Dan Fagan is Laertes, whose final sword fight with Hamlet was very believable, probably due to the fight choreography of Karen Vance.

Vance also plays Ophelia, Hamlet’s love interest and their brief scenes together show a warmth and loving bond between them, destroyed by Hamlet’s “madness.”

Gary Alan Wright is Ophelia’s loving father Polonius, who provides comic relief but is accidentally murdered by Hamlet (not a good idea to hide behind a curtain during an emotional scene!).

Taylor Vaughan and Devin Valdez are Rosencrantz and Guildenstern, childhood friends of Hamlet, who pretend to remain his friends, though they are now working for Claudius to discover the truth behind Hamlet’s madness.

This is part ghost story, part political intrigue, with a doomed romance that unfolds as a murder mystery, some great sword fights and lots of blood. If you’ve been missing “Game of Thrones,” this production may be a nice substitute.

The one “good guy” is Horatio (Ian Capper), tasked by Hamlet upon his death, not to kill himself in sadness, but to tell his story.

Monday, March 02, 2020

Peter and the Starcatcher

The UC Davis production of “Peter and the Starcatcher,” now at the Main Theatre, directed by Mindy Cooper and Granada Artist-in-Residence Toby Sedgwick is, in a word, spectacular. The directors say they had a delightful time “creating a potpourri of exciting elements — cavorting, sashaying, chuckling, galumphing and swimming our way into and through this wonderful adventure of a play.”
Everything about it is wonderful and, since technical people rarely get credit, I will start with the magnificent scenic design by Samantha Reno, lighting design by Michael Palumbo and projection design by Ian Wallace. The effect of being on a ship in a storm, with animated sea and perfectly synchronized choreography, was so good you almost needed Dramamine. The second-act rainstorm left me surprised that I didn’t get wet.

An especially delightful effect was tossing a cat from one ship to the other, which required several different techniques, real-life and animation — and worked flawlessly. The only disappointment was the crocodile, which was merely an animation and not a real croc, as it was in a recent Acme production.

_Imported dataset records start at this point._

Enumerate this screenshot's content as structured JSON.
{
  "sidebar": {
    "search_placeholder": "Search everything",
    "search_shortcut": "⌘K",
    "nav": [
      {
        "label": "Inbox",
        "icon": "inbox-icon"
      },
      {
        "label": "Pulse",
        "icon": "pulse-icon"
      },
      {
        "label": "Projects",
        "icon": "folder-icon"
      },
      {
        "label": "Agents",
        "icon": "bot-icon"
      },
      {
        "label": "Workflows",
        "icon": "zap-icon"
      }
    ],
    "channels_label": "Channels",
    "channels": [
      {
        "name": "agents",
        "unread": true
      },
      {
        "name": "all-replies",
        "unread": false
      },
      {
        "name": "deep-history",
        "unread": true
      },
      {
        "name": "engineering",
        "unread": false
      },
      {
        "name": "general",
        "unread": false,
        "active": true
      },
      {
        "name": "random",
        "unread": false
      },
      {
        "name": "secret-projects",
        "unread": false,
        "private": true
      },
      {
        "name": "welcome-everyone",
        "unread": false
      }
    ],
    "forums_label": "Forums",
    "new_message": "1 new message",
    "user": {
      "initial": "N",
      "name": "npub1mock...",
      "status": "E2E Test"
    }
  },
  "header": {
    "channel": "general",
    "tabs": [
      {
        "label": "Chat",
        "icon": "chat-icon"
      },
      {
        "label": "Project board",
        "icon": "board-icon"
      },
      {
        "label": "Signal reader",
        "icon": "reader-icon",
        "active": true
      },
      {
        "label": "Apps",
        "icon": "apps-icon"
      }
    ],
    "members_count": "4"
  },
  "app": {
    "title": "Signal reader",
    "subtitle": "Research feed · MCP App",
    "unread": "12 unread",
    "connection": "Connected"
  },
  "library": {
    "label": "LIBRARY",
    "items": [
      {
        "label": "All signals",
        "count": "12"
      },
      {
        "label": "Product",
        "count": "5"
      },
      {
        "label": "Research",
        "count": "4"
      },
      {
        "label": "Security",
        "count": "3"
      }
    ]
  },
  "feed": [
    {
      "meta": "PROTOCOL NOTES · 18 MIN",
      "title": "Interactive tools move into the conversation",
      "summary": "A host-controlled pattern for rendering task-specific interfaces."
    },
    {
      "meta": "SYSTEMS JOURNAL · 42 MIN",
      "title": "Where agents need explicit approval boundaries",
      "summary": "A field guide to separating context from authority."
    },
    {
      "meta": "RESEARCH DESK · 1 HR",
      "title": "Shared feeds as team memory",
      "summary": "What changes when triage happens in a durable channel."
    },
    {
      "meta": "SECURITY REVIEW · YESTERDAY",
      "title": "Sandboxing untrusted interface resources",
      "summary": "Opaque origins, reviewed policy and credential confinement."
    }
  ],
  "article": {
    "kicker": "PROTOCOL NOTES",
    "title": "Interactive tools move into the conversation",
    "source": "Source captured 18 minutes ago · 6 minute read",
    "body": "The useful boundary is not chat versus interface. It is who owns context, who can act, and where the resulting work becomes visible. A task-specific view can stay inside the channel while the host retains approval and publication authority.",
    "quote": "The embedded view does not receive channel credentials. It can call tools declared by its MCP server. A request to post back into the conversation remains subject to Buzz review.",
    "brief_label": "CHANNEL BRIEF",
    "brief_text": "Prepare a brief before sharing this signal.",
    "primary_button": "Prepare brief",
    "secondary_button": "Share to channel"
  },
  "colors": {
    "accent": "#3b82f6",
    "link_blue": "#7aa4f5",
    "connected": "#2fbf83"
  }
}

Costumes by Kikyou Yan were bright and colorful. They made the stage fun to look at.

This book by Dave Barry and Ridley Pearson is a modern-day retelling of the 100-plus-year-old play about an orphan boy known only as “boy” (Nate Challis) who refuses to grow up, and how he became Peter Pan. He has never seen the sun and is uncomfortable around adults, but he becomes a hero and earns his name.

The 15-member cast is excellent, particularly Jennifer Grace as Black Stache, the pirate king, with unique facial hair and prone to malaprops, corrected by his right-hand man Smee (Tyler Pruyn).

Katie Halls is very good as Molly, an apprentice starcatcher, determined to prove herself to her father (Ben Carter), who is on a secret mission for Queen Victoria. Molly will become Wendy in the Peter Pan story, but is already a substitute mother for orphans Prentiss (Ashley Ricafrente), who thinks he is the “boss,” and Ted (Tiffany Nwogu), who is food-obsessed and very funny as he spends much of his time trying to figure out how to eat a pineapple.

Sophie Brubaker is funny as Mrs. Bumbrake, Molly’s very prim and proper Nannie, who is not quite so prim or proper around Alf (Sam Votrian), a flatulent sailor who falls instantly in love with her.
While not a musical, there is a musical duo (Graham Sobelman, keyboard and Adam Forman, percussion) who add to the effect of the action on stage.

This dazzling production is fun for both adults and children.